State how many lines of the entries hold the string "search". Reply with the number alone.

Stored items
══════════════════════════════
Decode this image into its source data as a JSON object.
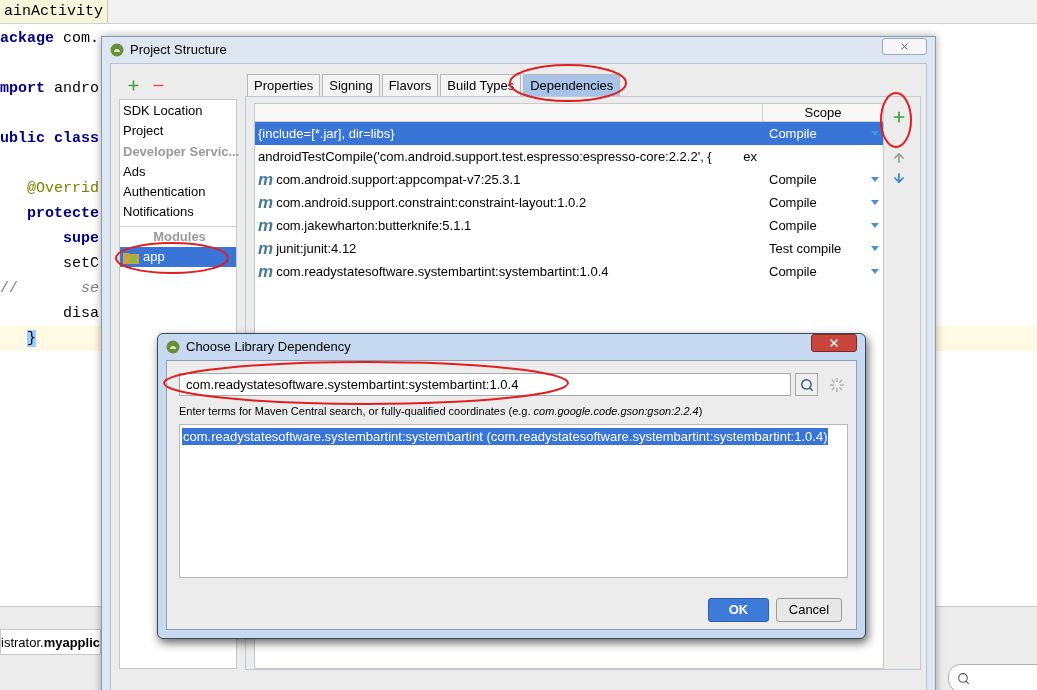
{
  "editor": {
    "tab": "ainActivity",
    "lines": [
      {
        "kind": "code",
        "current": false,
        "segments": [
          {
            "kind": "kw",
            "text": "ackage"
          },
          {
            "kind": "plain",
            "text": " com."
          }
        ]
      },
      {
        "kind": "blank",
        "current": false
      },
      {
        "kind": "code",
        "current": false,
        "segments": [
          {
            "kind": "kw",
            "text": "mport"
          },
          {
            "kind": "plain",
            "text": " andro"
          }
        ]
      },
      {
        "kind": "blank",
        "current": false
      },
      {
        "kind": "code",
        "current": false,
        "segments": [
          {
            "kind": "kw",
            "text": "ublic class"
          }
        ]
      },
      {
        "kind": "blank",
        "current": false
      },
      {
        "kind": "code",
        "current": false,
        "segments": [
          {
            "kind": "annotation",
            "text": "   @Overrid"
          }
        ]
      },
      {
        "kind": "code",
        "current": false,
        "segments": [
          {
            "kind": "kw",
            "text": "   protecte"
          }
        ]
      },
      {
        "kind": "code",
        "current": false,
        "segments": [
          {
            "kind": "kw",
            "text": "       supe"
          }
        ]
      },
      {
        "kind": "code",
        "current": false,
        "segments": [
          {
            "kind": "plain",
            "text": "       setC"
          }
        ]
      },
      {
        "kind": "code",
        "current": false,
        "segments": [
          {
            "kind": "comment",
            "text": "//"
          },
          {
            "kind": "comment_italic",
            "text": "       se"
          }
        ]
      },
      {
        "kind": "code",
        "current": false,
        "segments": [
          {
            "kind": "plain",
            "text": "       disa"
          }
        ]
      },
      {
        "kind": "code",
        "current": true,
        "segments": [
          {
            "kind": "brace",
            "text": "}"
          }
        ]
      }
    ]
  },
  "bottom_panel": {
    "tab": "istrator.**myapplic**"
  },
  "project_structure": {
    "title": "Project Structure",
    "sidebar": [
      {
        "kind": "item",
        "label": "SDK Location",
        "selected": false
      },
      {
        "kind": "item",
        "label": "Project",
        "selected": false
      },
      {
        "kind": "header",
        "label": "Developer Servic..."
      },
      {
        "kind": "item",
        "label": "Ads",
        "selected": false
      },
      {
        "kind": "item",
        "label": "Authentication",
        "selected": false
      },
      {
        "kind": "item",
        "label": "Notifications",
        "selected": false
      },
      {
        "kind": "header",
        "label": "Modules"
      },
      {
        "kind": "module",
        "label": "app",
        "selected": true
      }
    ],
    "tabs": [
      {
        "label": "Properties",
        "selected": false
      },
      {
        "label": "Signing",
        "selected": false
      },
      {
        "label": "Flavors",
        "selected": false
      },
      {
        "label": "Build Types",
        "selected": false
      },
      {
        "label": "Dependencies",
        "selected": true
      }
    ],
    "table": {
      "columns": [
        "Scope"
      ],
      "rows": [
        {
          "kind": "jar",
          "name": "{include=[*.jar], dir=libs}",
          "scope": "Compile",
          "selected": true
        },
        {
          "kind": "raw",
          "name": "androidTestCompile('com.android.support.test.espresso:espresso-core:2.2.2', {",
          "extra": "ex",
          "selected": false
        },
        {
          "kind": "maven",
          "icon_text": "m",
          "name": "com.android.support:appcompat-v7:25.3.1",
          "scope": "Compile",
          "selected": false
        },
        {
          "kind": "maven",
          "icon_text": "m",
          "name": "com.android.support.constraint:constraint-layout:1.0.2",
          "scope": "Compile",
          "selected": false
        },
        {
          "kind": "maven",
          "icon_text": "m",
          "name": "com.jakewharton:butterknife:5.1.1",
          "scope": "Compile",
          "selected": false
        },
        {
          "kind": "maven",
          "icon_text": "m",
          "name": "junit:junit:4.12",
          "scope": "Test compile",
          "selected": false
        },
        {
          "kind": "maven",
          "icon_text": "m",
          "name": "com.readystatesoftware.systembartint:systembartint:1.0.4",
          "scope": "Compile",
          "selected": false
        }
      ]
    }
  },
  "choose_dialog": {
    "title": "Choose Library Dependency",
    "search": {
      "value": "com.readystatesoftware.systembartint:systembartint:1.0.4"
    },
    "hint": "Enter terms for Maven Central search, or fully-qualified coordinates (e.g. *com.google.code.gson:gson:2.2.4*)",
    "results": [
      {
        "label": "com.readystatesoftware.systembartint:systembartint (com.readystatesoftware.systembartint:systembartint:1.0.4)",
        "selected": true
      }
    ],
    "buttons": [
      {
        "kind": "primary",
        "label": "OK"
      },
      {
        "kind": "secondary",
        "label": "Cancel"
      }
    ]
  }
}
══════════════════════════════
Written solution: 2